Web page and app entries
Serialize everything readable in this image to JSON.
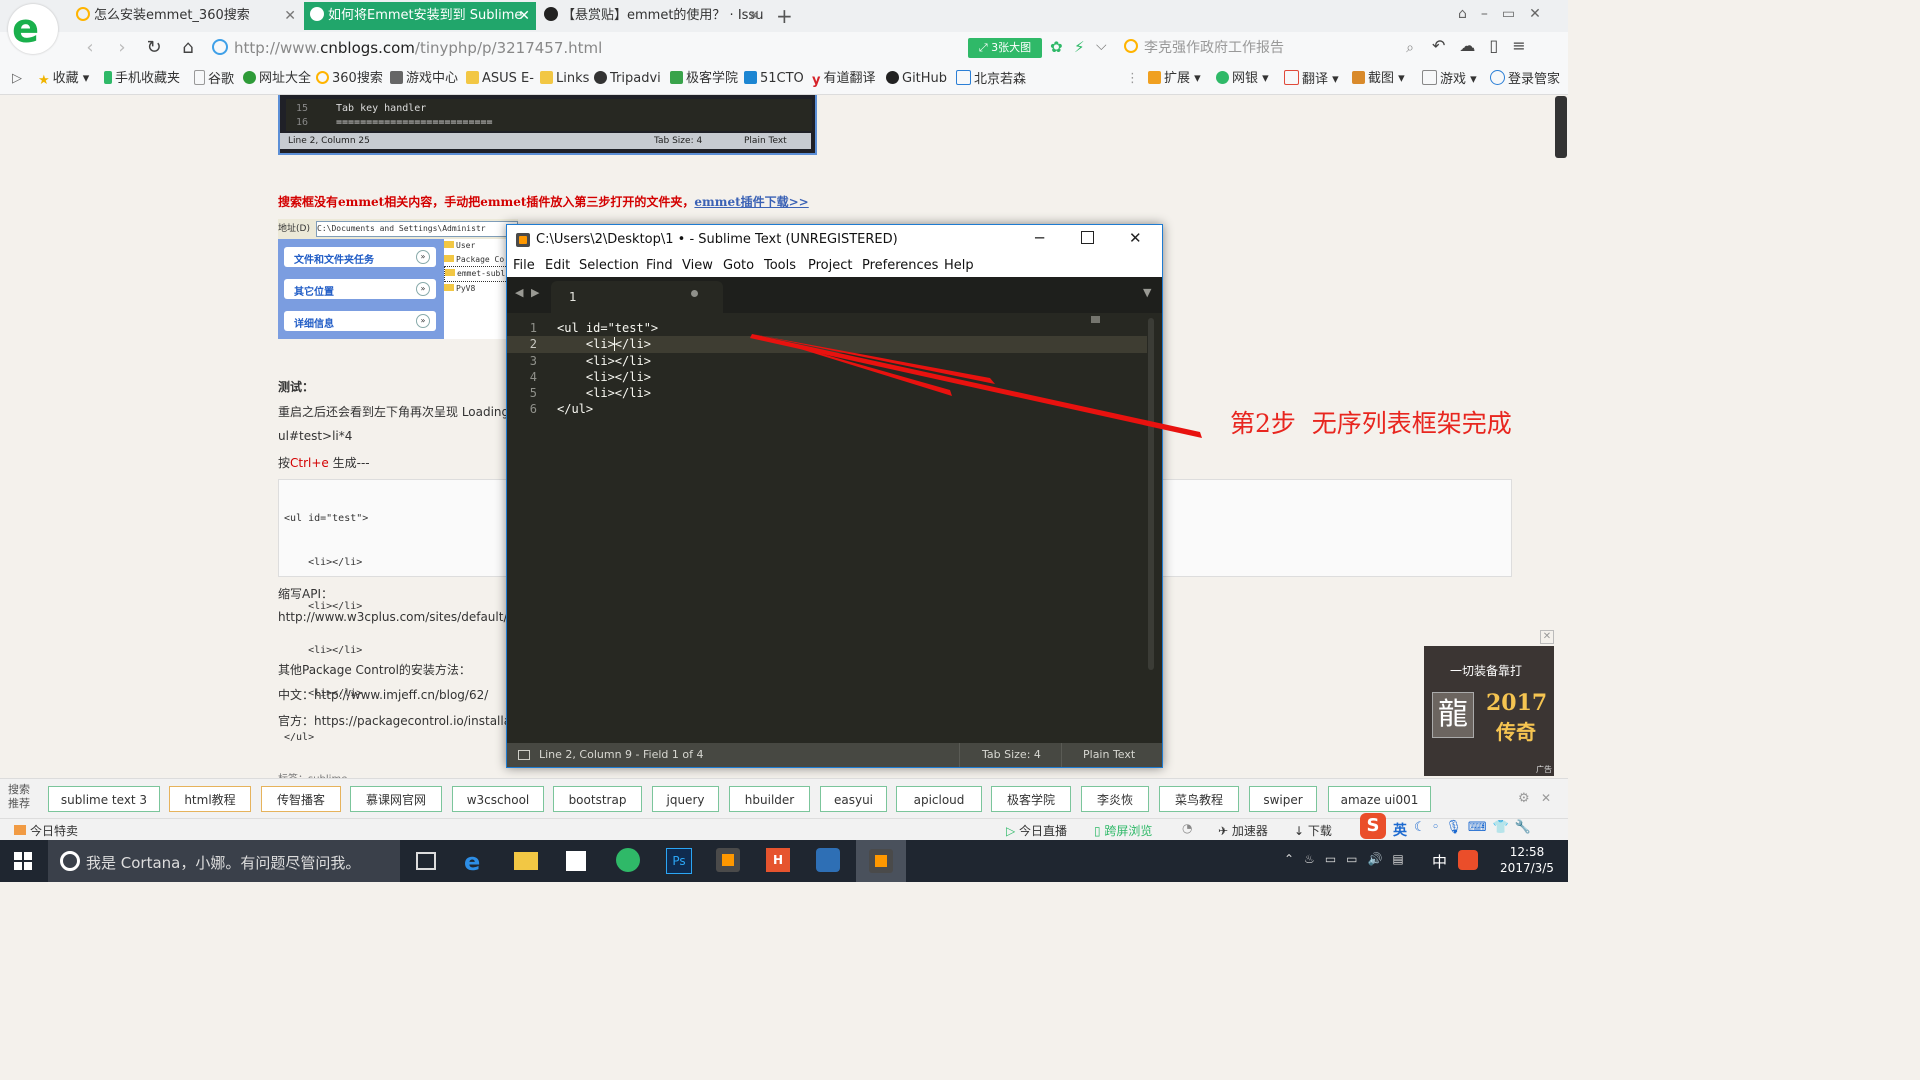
{
  "browser": {
    "tabs": [
      {
        "label": "怎么安装emmet_360搜索",
        "active": false
      },
      {
        "label": "如何将Emmet安装到到 Sublime",
        "active": true
      },
      {
        "label": "【悬赏贴】emmet的使用？ · Issu",
        "active": false
      }
    ],
    "url_prefix": "http://www.",
    "url_host": "cnblogs.com",
    "url_path": "/tinyphp/p/3217457.html",
    "big_pic_label": "3张大图",
    "search_hint": "李克强作政府工作报告",
    "bookmarks": [
      "收藏",
      "手机收藏夹",
      "谷歌",
      "网址大全",
      "360搜索",
      "游戏中心",
      "ASUS E-",
      "Links",
      "Tripadvi",
      "极客学院",
      "51CTO",
      "有道翻译",
      "GitHub",
      "北京若森"
    ],
    "tool_items": [
      "扩展",
      "网银",
      "翻译",
      "截图",
      "游戏",
      "登录管家"
    ]
  },
  "article": {
    "top_code": {
      "line_numbers": [
        "15",
        "16"
      ],
      "lines": [
        "Tab key handler",
        "=========================="
      ],
      "status_left": "Line 2, Column 25",
      "status_tab": "Tab Size: 4",
      "status_syntax": "Plain Text"
    },
    "red_note": "搜索框没有emmet相关内容，手动把emmet插件放入第三步打开的文件夹，",
    "red_link": "emmet插件下载>>",
    "explorer": {
      "address_label": "地址(D)",
      "address_value": "C:\\Documents and Settings\\Administr",
      "tasks": [
        "文件和文件夹任务",
        "其它位置",
        "详细信息"
      ],
      "folders": [
        "User",
        "Package Co",
        "emmet-subl",
        "PyV8"
      ]
    },
    "test_heading": "测试：",
    "test_line1": "重启之后还会看到左下角再次呈现 Loading P",
    "test_line2": "ul#test>li*4",
    "test_line3_pre": "按",
    "test_line3_key": "Ctrl+e",
    "test_line3_post": " 生成---",
    "code_lines": [
      "<ul id=\"test\">",
      "    <li></li>",
      "    <li></li>",
      "    <li></li>",
      "    <li></li>",
      "</ul>"
    ],
    "api_label": "缩写API：",
    "api_url": "http://www.w3cplus.com/sites/default/f",
    "pkg_heading": "其他Package Control的安装方法：",
    "pkg_cn": "中文：http://www.imjeff.cn/blog/62/",
    "pkg_official": "官方：https://packagecontrol.io/installat",
    "tags_label": "标签：sublime"
  },
  "sublime": {
    "title": "C:\\Users\\2\\Desktop\\1 • - Sublime Text (UNREGISTERED)",
    "menu": [
      "File",
      "Edit",
      "Selection",
      "Find",
      "View",
      "Goto",
      "Tools",
      "Project",
      "Preferences",
      "Help"
    ],
    "tab_label": "1",
    "line_numbers": [
      "1",
      "2",
      "3",
      "4",
      "5",
      "6"
    ],
    "code": [
      "<ul id=\"test\">",
      "    <li></li>",
      "    <li></li>",
      "    <li></li>",
      "    <li></li>",
      "</ul>"
    ],
    "status_left": "Line 2, Column 9 - Field 1 of 4",
    "status_tab": "Tab Size: 4",
    "status_syntax": "Plain Text"
  },
  "annotation": "第2步  无序列表框架完成",
  "ad": {
    "line1": "一切装备靠打",
    "year": "2017",
    "word": "传奇",
    "badge": "广告"
  },
  "hotwords": {
    "label1": "搜索",
    "label2": "推荐",
    "items": [
      "sublime text 3",
      "html教程",
      "传智播客",
      "慕课网官网",
      "w3cschool",
      "bootstrap",
      "jquery",
      "hbuilder",
      "easyui",
      "apicloud",
      "极客学院",
      "李炎恢",
      "菜鸟教程",
      "swiper",
      "amaze ui001"
    ]
  },
  "statusbar": {
    "today": "今日特卖",
    "items": [
      "今日直播",
      "跨屏浏览",
      "加速器",
      "下载"
    ],
    "ime": "英"
  },
  "taskbar": {
    "cortana": "我是 Cortana，小娜。有问题尽管问我。",
    "time": "12:58",
    "date": "2017/3/5",
    "lang": "中"
  }
}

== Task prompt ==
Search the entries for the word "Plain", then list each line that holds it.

== Final answer ==
      "status_syntax": "Plain Text"
    "status_syntax": "Plain Text"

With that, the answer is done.